REQUIRED WORK: Each line in the entries below that holds the word "Delete" belongs in the answer.

Page and application data records:
+++++
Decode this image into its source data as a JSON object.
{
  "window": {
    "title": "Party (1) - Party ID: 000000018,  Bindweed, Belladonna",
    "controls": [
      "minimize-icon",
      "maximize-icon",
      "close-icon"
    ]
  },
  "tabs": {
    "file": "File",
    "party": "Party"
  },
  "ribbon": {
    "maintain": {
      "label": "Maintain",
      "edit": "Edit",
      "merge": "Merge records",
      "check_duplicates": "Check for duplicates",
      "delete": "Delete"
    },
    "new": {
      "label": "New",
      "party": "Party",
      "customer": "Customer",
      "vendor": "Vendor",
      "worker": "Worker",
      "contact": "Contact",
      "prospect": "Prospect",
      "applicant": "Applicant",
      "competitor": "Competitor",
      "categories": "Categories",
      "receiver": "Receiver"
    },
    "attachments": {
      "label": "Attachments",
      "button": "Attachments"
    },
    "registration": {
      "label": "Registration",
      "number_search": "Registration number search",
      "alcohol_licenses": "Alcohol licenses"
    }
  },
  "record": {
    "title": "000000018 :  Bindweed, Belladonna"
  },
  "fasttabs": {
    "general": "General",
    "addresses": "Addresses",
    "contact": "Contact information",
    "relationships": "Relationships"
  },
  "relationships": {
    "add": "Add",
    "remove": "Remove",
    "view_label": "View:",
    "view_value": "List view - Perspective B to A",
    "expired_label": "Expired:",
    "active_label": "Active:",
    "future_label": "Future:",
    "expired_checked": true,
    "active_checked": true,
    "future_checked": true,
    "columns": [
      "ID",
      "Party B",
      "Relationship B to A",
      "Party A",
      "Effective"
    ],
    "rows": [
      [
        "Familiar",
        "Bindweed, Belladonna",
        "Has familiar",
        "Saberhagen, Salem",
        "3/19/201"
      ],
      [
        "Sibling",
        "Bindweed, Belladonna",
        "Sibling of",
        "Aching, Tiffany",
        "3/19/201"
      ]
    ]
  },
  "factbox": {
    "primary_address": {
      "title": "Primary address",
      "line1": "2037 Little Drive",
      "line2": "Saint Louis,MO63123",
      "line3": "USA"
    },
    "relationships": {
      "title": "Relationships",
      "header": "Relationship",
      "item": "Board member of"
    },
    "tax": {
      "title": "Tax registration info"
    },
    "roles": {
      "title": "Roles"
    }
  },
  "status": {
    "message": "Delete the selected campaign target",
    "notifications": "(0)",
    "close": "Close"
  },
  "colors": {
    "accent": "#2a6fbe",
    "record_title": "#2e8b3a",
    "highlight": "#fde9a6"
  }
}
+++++
EXERCISE RESPONSE:
      "delete": "Delete"
    "message": "Delete the selected campaign target",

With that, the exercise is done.